─── RECORDS SHOWN ───

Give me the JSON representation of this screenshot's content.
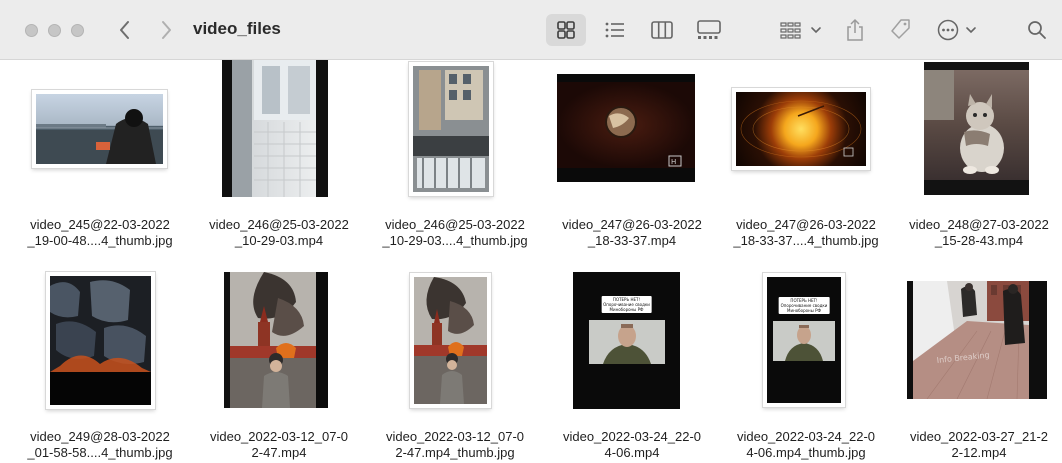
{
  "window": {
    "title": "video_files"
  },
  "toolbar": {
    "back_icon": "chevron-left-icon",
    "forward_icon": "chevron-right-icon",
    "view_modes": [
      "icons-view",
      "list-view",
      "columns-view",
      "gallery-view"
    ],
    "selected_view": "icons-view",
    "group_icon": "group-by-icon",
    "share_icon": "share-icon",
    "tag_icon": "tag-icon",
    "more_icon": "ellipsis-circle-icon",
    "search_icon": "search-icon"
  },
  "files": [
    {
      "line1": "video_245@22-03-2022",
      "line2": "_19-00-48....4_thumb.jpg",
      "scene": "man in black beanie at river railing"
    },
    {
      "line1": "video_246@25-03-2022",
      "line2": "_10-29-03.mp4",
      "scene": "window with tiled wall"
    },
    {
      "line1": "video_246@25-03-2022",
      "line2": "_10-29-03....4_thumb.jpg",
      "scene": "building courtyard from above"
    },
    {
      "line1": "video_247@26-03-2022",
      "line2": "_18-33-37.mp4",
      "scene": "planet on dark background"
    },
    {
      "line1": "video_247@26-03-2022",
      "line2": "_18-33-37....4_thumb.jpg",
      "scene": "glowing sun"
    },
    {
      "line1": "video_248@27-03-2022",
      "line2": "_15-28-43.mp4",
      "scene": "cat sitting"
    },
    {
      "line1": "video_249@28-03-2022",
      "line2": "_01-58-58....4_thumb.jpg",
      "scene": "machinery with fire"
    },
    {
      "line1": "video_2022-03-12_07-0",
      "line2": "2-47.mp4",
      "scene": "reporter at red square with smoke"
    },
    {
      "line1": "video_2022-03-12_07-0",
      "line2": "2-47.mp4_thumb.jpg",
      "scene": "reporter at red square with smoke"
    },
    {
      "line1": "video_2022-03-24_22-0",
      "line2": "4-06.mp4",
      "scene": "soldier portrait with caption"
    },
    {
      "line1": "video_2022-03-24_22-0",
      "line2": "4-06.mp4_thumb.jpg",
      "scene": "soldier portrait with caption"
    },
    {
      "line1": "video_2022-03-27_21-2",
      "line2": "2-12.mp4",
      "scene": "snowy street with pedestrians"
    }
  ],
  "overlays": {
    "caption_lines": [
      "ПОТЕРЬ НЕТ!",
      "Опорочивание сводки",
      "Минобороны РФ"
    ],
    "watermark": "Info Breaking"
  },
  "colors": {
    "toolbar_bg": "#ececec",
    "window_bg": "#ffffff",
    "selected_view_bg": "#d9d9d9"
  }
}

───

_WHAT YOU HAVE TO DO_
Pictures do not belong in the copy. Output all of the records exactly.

_SOLUTION BELOW_
Give me the JSON representation of this screenshot's content.
{
  "window": {
    "title": "video_files"
  },
  "toolbar": {
    "back_icon": "chevron-left-icon",
    "forward_icon": "chevron-right-icon",
    "view_modes": [
      "icons-view",
      "list-view",
      "columns-view",
      "gallery-view"
    ],
    "selected_view": "icons-view",
    "group_icon": "group-by-icon",
    "share_icon": "share-icon",
    "tag_icon": "tag-icon",
    "more_icon": "ellipsis-circle-icon",
    "search_icon": "search-icon"
  },
  "files": [
    {
      "line1": "video_245@22-03-2022",
      "line2": "_19-00-48....4_thumb.jpg",
      "scene": "man in black beanie at river railing"
    },
    {
      "line1": "video_246@25-03-2022",
      "line2": "_10-29-03.mp4",
      "scene": "window with tiled wall"
    },
    {
      "line1": "video_246@25-03-2022",
      "line2": "_10-29-03....4_thumb.jpg",
      "scene": "building courtyard from above"
    },
    {
      "line1": "video_247@26-03-2022",
      "line2": "_18-33-37.mp4",
      "scene": "planet on dark background"
    },
    {
      "line1": "video_247@26-03-2022",
      "line2": "_18-33-37....4_thumb.jpg",
      "scene": "glowing sun"
    },
    {
      "line1": "video_248@27-03-2022",
      "line2": "_15-28-43.mp4",
      "scene": "cat sitting"
    },
    {
      "line1": "video_249@28-03-2022",
      "line2": "_01-58-58....4_thumb.jpg",
      "scene": "machinery with fire"
    },
    {
      "line1": "video_2022-03-12_07-0",
      "line2": "2-47.mp4",
      "scene": "reporter at red square with smoke"
    },
    {
      "line1": "video_2022-03-12_07-0",
      "line2": "2-47.mp4_thumb.jpg",
      "scene": "reporter at red square with smoke"
    },
    {
      "line1": "video_2022-03-24_22-0",
      "line2": "4-06.mp4",
      "scene": "soldier portrait with caption"
    },
    {
      "line1": "video_2022-03-24_22-0",
      "line2": "4-06.mp4_thumb.jpg",
      "scene": "soldier portrait with caption"
    },
    {
      "line1": "video_2022-03-27_21-2",
      "line2": "2-12.mp4",
      "scene": "snowy street with pedestrians"
    }
  ],
  "overlays": {
    "caption_lines": [
      "ПОТЕРЬ НЕТ!",
      "Опорочивание сводки",
      "Минобороны РФ"
    ],
    "watermark": "Info Breaking"
  },
  "colors": {
    "toolbar_bg": "#ececec",
    "window_bg": "#ffffff",
    "selected_view_bg": "#d9d9d9"
  }
}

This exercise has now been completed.